**WORK INSTRUCTIONS**
Take the line with "Convert this screenshot" and every line after it in the entries below, and set them down exactly, without any pictures.

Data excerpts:
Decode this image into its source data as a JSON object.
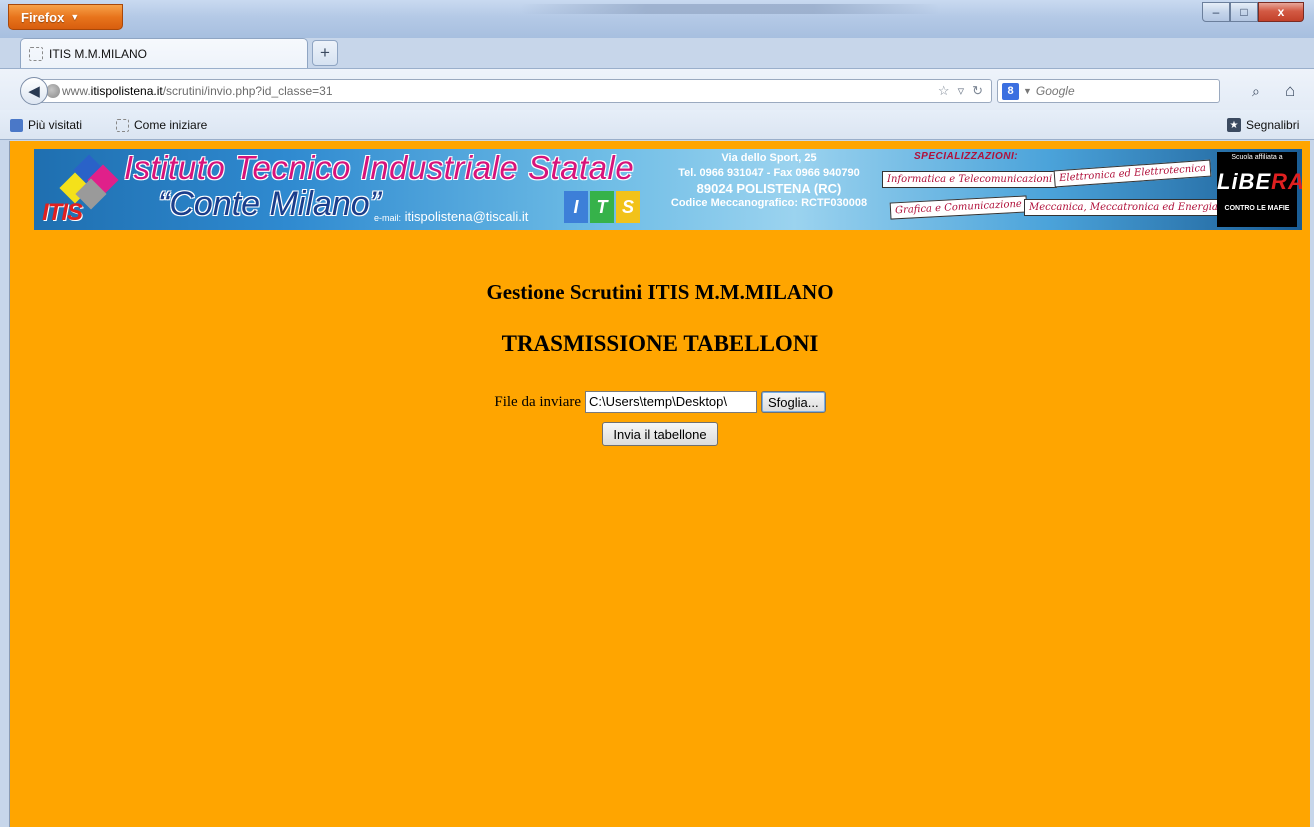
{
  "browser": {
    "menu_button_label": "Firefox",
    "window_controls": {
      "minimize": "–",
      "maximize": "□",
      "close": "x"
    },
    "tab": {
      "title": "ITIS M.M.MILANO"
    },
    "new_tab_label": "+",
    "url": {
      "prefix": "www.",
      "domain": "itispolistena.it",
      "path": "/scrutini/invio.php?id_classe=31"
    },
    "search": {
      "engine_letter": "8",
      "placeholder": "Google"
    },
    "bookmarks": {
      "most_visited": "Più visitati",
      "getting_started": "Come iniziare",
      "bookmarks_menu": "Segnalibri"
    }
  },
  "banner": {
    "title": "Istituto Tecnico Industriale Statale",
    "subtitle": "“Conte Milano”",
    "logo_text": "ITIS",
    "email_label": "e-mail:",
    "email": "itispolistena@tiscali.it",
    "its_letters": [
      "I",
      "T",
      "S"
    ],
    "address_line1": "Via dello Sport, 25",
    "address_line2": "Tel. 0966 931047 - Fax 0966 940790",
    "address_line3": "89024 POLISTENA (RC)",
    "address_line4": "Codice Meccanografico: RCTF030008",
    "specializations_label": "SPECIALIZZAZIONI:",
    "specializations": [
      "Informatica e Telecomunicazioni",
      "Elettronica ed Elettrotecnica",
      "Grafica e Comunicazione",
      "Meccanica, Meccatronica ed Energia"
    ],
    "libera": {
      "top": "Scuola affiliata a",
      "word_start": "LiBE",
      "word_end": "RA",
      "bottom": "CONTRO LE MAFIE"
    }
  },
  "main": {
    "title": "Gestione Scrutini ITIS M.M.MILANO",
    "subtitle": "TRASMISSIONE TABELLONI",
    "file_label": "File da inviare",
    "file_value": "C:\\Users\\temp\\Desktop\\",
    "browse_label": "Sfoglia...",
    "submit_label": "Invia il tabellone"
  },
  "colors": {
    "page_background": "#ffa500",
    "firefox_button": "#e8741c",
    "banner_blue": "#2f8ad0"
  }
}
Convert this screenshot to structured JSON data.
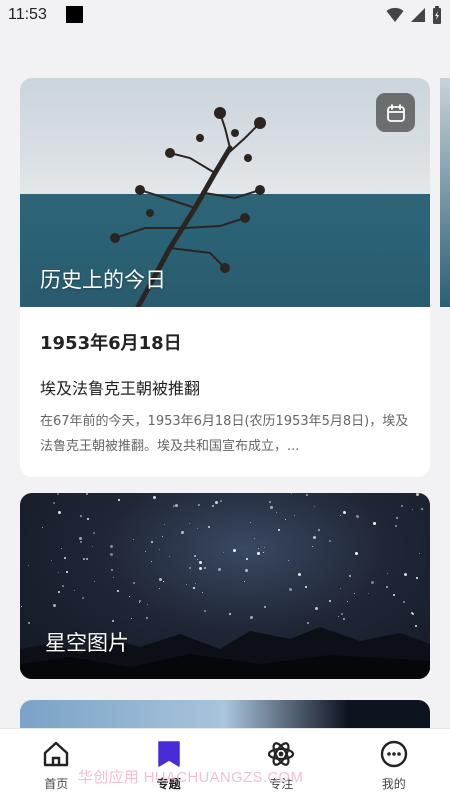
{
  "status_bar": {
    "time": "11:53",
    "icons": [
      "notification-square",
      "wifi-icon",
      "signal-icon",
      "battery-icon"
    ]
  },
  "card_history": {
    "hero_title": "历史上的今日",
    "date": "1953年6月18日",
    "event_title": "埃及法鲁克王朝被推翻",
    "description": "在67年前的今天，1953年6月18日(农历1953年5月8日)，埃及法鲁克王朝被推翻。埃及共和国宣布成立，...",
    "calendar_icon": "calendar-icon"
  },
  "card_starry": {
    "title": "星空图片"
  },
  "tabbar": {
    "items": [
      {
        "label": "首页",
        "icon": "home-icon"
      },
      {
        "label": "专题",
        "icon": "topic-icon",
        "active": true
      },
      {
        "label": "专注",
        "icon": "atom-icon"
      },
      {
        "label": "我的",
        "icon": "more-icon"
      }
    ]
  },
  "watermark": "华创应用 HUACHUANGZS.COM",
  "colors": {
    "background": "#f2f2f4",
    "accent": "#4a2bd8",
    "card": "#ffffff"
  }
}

**RESULT FOR THIS TASK**
Convert this screenshot to structured JSON data.
{
  "status_bar": {
    "time": "11:53",
    "icons": [
      "notification-square",
      "wifi-icon",
      "signal-icon",
      "battery-icon"
    ]
  },
  "card_history": {
    "hero_title": "历史上的今日",
    "date": "1953年6月18日",
    "event_title": "埃及法鲁克王朝被推翻",
    "description": "在67年前的今天，1953年6月18日(农历1953年5月8日)，埃及法鲁克王朝被推翻。埃及共和国宣布成立，...",
    "calendar_icon": "calendar-icon"
  },
  "card_starry": {
    "title": "星空图片"
  },
  "tabbar": {
    "items": [
      {
        "label": "首页",
        "icon": "home-icon"
      },
      {
        "label": "专题",
        "icon": "topic-icon",
        "active": true
      },
      {
        "label": "专注",
        "icon": "atom-icon"
      },
      {
        "label": "我的",
        "icon": "more-icon"
      }
    ]
  },
  "watermark": "华创应用 HUACHUANGZS.COM",
  "colors": {
    "background": "#f2f2f4",
    "accent": "#4a2bd8",
    "card": "#ffffff"
  }
}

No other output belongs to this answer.